[INSTRUCTIONS FOR THE TASK] Line by line, the entries below are to be reproduced unaltered.

[SUPPLIED DATA]
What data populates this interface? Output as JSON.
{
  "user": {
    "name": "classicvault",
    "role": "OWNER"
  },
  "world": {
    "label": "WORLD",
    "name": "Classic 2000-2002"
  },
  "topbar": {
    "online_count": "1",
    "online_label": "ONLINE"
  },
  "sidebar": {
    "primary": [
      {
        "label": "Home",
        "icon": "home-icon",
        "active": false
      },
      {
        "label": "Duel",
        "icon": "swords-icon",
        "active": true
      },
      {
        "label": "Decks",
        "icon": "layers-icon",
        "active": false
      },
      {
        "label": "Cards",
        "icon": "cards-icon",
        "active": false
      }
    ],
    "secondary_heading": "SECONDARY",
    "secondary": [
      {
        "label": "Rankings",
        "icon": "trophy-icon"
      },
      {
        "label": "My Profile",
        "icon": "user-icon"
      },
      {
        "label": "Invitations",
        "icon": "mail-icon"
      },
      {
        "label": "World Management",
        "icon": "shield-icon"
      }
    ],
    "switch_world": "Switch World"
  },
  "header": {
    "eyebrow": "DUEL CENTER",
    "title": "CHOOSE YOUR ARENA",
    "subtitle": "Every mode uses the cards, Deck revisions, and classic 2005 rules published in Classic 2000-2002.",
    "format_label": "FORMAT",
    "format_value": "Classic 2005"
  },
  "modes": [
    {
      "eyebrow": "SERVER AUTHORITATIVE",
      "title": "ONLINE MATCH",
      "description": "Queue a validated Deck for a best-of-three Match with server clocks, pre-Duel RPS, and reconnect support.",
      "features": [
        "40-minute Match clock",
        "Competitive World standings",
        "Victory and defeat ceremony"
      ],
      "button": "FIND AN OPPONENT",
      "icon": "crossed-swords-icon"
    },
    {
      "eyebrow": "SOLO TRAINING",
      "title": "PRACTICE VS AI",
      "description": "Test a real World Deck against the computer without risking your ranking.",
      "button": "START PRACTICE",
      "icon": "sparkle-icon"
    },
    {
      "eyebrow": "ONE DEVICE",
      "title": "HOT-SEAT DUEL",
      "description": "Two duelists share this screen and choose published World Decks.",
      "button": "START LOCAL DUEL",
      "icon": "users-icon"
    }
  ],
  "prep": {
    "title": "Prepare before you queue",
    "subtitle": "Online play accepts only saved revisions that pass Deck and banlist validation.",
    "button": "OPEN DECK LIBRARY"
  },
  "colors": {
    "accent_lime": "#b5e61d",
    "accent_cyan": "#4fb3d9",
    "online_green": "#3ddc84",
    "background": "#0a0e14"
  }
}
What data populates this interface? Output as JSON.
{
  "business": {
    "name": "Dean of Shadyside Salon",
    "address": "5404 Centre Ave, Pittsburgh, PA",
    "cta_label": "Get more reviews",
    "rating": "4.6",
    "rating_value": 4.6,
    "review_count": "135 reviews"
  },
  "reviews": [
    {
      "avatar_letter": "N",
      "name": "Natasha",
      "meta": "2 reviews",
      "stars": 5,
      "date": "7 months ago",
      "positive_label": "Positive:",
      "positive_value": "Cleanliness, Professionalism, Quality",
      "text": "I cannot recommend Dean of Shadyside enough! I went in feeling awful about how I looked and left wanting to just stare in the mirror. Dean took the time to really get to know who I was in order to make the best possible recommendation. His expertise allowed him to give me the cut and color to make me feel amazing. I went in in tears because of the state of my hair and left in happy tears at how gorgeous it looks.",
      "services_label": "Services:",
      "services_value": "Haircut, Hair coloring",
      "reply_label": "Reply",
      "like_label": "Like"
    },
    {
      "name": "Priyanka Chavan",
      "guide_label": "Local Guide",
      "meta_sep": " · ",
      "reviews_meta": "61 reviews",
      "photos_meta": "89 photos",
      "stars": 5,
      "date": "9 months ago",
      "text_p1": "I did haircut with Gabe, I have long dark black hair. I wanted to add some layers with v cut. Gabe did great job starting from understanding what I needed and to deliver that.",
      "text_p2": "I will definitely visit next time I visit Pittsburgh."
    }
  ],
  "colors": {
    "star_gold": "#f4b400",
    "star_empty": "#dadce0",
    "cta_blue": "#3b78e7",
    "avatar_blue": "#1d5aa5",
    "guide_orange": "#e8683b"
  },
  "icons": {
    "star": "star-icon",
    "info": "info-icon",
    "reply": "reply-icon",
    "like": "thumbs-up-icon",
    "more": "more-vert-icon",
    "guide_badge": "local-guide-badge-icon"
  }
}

[ANSWER]
What data populates this interface? Output as JSON.
{
  "user": {
    "name": "classicvault",
    "role": "OWNER"
  },
  "world": {
    "label": "WORLD",
    "name": "Classic 2000-2002"
  },
  "topbar": {
    "online_count": "1",
    "online_label": "ONLINE"
  },
  "sidebar": {
    "primary": [
      {
        "label": "Home",
        "icon": "home-icon",
        "active": false
      },
      {
        "label": "Duel",
        "icon": "swords-icon",
        "active": true
      },
      {
        "label": "Decks",
        "icon": "layers-icon",
        "active": false
      },
      {
        "label": "Cards",
        "icon": "cards-icon",
        "active": false
      }
    ],
    "secondary_heading": "SECONDARY",
    "secondary": [
      {
        "label": "Rankings",
        "icon": "trophy-icon"
      },
      {
        "label": "My Profile",
        "icon": "user-icon"
      },
      {
        "label": "Invitations",
        "icon": "mail-icon"
      },
      {
        "label": "World Management",
        "icon": "shield-icon"
      }
    ],
    "switch_world": "Switch World"
  },
  "header": {
    "eyebrow": "DUEL CENTER",
    "title": "CHOOSE YOUR ARENA",
    "subtitle": "Every mode uses the cards, Deck revisions, and classic 2005 rules published in Classic 2000-2002.",
    "format_label": "FORMAT",
    "format_value": "Classic 2005"
  },
  "modes": [
    {
      "eyebrow": "SERVER AUTHORITATIVE",
      "title": "ONLINE MATCH",
      "description": "Queue a validated Deck for a best-of-three Match with server clocks, pre-Duel RPS, and reconnect support.",
      "features": [
        "40-minute Match clock",
        "Competitive World standings",
        "Victory and defeat ceremony"
      ],
      "button": "FIND AN OPPONENT",
      "icon": "crossed-swords-icon"
    },
    {
      "eyebrow": "SOLO TRAINING",
      "title": "PRACTICE VS AI",
      "description": "Test a real World Deck against the computer without risking your ranking.",
      "button": "START PRACTICE",
      "icon": "sparkle-icon"
    },
    {
      "eyebrow": "ONE DEVICE",
      "title": "HOT-SEAT DUEL",
      "description": "Two duelists share this screen and choose published World Decks.",
      "button": "START LOCAL DUEL",
      "icon": "users-icon"
    }
  ],
  "prep": {
    "title": "Prepare before you queue",
    "subtitle": "Online play accepts only saved revisions that pass Deck and banlist validation.",
    "button": "OPEN DECK LIBRARY"
  },
  "colors": {
    "accent_lime": "#b5e61d",
    "accent_cyan": "#4fb3d9",
    "online_green": "#3ddc84",
    "background": "#0a0e14"
  }
}
What data populates this interface? Output as JSON.
{
  "business": {
    "name": "Dean of Shadyside Salon",
    "address": "5404 Centre Ave, Pittsburgh, PA",
    "cta_label": "Get more reviews",
    "rating": "4.6",
    "rating_value": 4.6,
    "review_count": "135 reviews"
  },
  "reviews": [
    {
      "avatar_letter": "N",
      "name": "Natasha",
      "meta": "2 reviews",
      "stars": 5,
      "date": "7 months ago",
      "positive_label": "Positive:",
      "positive_value": "Cleanliness, Professionalism, Quality",
      "text": "I cannot recommend Dean of Shadyside enough! I went in feeling awful about how I looked and left wanting to just stare in the mirror. Dean took the time to really get to know who I was in order to make the best possible recommendation. His expertise allowed him to give me the cut and color to make me feel amazing. I went in in tears because of the state of my hair and left in happy tears at how gorgeous it looks.",
      "services_label": "Services:",
      "services_value": "Haircut, Hair coloring",
      "reply_label": "Reply",
      "like_label": "Like"
    },
    {
      "name": "Priyanka Chavan",
      "guide_label": "Local Guide",
      "meta_sep": " · ",
      "reviews_meta": "61 reviews",
      "photos_meta": "89 photos",
      "stars": 5,
      "date": "9 months ago",
      "text_p1": "I did haircut with Gabe, I have long dark black hair. I wanted to add some layers with v cut. Gabe did great job starting from understanding what I needed and to deliver that.",
      "text_p2": "I will definitely visit next time I visit Pittsburgh."
    }
  ],
  "colors": {
    "star_gold": "#f4b400",
    "star_empty": "#dadce0",
    "cta_blue": "#3b78e7",
    "avatar_blue": "#1d5aa5",
    "guide_orange": "#e8683b"
  },
  "icons": {
    "star": "star-icon",
    "info": "info-icon",
    "reply": "reply-icon",
    "like": "thumbs-up-icon",
    "more": "more-vert-icon",
    "guide_badge": "local-guide-badge-icon"
  }
}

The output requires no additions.